[Given records]

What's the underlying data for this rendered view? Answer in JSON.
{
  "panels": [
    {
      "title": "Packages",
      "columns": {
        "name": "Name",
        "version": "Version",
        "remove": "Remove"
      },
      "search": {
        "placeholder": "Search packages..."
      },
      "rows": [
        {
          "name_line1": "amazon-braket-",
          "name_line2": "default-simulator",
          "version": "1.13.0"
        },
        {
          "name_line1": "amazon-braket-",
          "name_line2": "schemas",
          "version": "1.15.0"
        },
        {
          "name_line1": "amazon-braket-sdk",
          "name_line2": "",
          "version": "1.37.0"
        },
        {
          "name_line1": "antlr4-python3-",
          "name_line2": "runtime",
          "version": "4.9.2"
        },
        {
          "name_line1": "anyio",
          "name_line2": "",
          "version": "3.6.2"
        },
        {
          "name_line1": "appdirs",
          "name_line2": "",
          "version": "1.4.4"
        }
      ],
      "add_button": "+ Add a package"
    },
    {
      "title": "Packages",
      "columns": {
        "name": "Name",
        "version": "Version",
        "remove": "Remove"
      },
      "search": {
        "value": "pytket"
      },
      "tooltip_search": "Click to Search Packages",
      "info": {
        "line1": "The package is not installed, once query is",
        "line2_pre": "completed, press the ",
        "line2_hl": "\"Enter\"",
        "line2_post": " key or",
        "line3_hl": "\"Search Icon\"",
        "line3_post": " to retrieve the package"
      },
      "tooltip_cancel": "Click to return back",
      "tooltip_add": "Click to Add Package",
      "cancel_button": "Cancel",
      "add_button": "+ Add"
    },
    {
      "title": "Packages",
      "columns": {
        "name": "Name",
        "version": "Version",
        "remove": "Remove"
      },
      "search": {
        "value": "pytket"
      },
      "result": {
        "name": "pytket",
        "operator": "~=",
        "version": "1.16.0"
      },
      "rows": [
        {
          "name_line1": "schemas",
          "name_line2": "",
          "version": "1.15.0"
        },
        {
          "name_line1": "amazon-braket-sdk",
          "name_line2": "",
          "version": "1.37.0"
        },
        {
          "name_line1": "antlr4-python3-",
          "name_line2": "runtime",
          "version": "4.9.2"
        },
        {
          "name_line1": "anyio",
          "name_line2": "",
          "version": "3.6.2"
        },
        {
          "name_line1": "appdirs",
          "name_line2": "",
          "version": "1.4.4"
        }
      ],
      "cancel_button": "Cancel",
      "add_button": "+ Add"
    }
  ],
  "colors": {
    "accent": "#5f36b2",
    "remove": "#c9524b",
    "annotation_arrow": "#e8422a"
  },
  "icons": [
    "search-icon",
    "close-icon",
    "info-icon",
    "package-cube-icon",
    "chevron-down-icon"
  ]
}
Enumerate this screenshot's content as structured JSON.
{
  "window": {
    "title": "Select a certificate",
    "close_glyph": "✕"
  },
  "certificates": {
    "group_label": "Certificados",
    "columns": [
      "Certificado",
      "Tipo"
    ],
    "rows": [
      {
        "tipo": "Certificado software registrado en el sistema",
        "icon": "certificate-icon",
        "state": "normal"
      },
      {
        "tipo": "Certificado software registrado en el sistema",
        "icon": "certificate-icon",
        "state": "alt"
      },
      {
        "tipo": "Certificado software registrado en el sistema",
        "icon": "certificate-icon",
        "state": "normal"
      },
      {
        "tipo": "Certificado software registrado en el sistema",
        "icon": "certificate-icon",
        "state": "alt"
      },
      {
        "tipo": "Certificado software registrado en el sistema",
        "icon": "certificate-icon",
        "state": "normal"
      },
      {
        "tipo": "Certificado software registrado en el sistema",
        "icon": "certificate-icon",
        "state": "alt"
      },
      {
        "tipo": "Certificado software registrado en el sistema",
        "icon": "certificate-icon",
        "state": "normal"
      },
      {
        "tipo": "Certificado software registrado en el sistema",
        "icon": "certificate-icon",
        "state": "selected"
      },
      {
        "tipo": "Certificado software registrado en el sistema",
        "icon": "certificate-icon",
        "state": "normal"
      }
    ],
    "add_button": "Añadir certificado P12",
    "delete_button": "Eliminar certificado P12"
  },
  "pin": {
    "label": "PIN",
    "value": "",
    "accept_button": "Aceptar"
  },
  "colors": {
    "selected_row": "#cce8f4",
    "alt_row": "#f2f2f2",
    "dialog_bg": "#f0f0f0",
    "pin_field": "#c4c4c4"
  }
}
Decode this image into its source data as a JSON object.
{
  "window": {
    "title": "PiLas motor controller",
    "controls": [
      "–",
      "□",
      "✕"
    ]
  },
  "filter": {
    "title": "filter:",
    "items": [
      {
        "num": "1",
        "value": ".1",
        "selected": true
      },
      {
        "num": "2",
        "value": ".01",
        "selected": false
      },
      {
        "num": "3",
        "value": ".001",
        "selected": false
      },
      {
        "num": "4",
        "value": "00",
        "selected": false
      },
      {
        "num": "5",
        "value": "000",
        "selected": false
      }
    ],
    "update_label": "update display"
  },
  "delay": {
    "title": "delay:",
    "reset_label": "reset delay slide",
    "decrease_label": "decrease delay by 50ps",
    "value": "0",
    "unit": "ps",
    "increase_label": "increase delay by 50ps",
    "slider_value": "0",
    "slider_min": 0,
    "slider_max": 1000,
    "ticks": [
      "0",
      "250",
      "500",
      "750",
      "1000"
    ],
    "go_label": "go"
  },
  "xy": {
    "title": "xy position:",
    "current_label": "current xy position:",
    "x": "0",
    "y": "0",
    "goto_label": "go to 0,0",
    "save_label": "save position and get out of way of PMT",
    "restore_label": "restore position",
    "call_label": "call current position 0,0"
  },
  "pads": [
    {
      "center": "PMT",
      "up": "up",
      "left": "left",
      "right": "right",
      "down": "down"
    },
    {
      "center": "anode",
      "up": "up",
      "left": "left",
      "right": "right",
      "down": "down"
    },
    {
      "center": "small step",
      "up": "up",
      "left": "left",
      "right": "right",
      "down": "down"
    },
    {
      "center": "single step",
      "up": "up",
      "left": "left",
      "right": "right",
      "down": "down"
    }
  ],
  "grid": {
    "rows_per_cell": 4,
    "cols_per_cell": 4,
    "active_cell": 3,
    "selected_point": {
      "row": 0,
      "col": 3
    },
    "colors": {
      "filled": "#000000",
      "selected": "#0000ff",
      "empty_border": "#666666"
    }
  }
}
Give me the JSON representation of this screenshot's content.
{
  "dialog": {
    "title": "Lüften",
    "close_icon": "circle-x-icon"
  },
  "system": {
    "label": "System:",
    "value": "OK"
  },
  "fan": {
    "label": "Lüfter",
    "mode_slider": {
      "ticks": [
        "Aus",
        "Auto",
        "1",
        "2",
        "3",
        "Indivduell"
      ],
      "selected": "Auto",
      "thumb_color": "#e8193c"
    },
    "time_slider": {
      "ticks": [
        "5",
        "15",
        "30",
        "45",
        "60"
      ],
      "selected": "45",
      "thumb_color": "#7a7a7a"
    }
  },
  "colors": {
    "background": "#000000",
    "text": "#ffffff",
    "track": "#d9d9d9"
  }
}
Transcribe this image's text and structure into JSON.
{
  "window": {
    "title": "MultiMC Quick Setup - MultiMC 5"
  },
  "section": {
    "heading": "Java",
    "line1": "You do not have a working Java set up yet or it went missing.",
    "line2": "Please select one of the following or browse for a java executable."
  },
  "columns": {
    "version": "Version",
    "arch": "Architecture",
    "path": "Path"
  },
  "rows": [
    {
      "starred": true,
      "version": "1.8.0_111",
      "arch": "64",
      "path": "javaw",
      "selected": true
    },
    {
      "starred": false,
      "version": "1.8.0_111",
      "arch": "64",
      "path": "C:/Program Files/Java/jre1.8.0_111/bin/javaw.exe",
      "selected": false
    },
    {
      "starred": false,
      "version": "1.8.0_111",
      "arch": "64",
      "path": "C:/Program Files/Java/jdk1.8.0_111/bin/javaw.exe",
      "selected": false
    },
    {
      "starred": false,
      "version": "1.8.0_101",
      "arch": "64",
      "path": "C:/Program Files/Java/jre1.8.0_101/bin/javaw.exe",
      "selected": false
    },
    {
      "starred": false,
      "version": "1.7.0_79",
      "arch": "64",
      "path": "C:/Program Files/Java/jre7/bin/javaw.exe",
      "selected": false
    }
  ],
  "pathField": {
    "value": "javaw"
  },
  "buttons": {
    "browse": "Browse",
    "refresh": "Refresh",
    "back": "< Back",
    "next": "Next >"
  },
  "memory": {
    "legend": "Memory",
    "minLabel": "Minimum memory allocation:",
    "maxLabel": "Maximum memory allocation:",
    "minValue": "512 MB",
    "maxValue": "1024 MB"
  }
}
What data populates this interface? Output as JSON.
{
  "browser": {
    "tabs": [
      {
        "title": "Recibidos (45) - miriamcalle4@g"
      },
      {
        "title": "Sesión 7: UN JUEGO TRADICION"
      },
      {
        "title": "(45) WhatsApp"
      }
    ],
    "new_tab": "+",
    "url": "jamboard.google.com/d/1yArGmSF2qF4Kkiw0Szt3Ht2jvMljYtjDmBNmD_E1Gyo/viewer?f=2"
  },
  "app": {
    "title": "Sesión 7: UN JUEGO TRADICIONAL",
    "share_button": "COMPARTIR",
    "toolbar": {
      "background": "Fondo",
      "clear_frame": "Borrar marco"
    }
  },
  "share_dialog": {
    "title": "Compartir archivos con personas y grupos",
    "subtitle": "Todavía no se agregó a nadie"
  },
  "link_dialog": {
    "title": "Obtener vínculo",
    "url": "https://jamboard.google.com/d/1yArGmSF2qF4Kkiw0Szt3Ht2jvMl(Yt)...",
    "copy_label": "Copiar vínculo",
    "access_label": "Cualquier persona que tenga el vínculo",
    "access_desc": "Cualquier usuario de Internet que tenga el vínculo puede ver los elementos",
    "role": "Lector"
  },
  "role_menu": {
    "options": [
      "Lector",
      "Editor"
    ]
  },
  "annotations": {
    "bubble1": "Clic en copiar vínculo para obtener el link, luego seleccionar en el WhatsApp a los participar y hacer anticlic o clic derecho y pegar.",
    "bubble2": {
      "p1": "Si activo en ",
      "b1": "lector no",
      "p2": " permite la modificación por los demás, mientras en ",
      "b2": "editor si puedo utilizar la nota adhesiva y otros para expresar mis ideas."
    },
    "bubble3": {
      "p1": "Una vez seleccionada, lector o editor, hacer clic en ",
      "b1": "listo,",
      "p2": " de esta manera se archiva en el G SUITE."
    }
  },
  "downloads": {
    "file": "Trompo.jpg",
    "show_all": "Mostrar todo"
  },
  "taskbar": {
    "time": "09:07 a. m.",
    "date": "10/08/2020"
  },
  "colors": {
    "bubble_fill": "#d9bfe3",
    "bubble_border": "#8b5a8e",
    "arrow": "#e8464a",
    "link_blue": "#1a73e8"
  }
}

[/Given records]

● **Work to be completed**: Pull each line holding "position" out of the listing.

● **Result of the task**:
    "title": "xy position:",
    "current_label": "current xy position:",
    "save_label": "save position and get out of way of PMT",
    "restore_label": "restore position",
    "call_label": "call current position 0,0"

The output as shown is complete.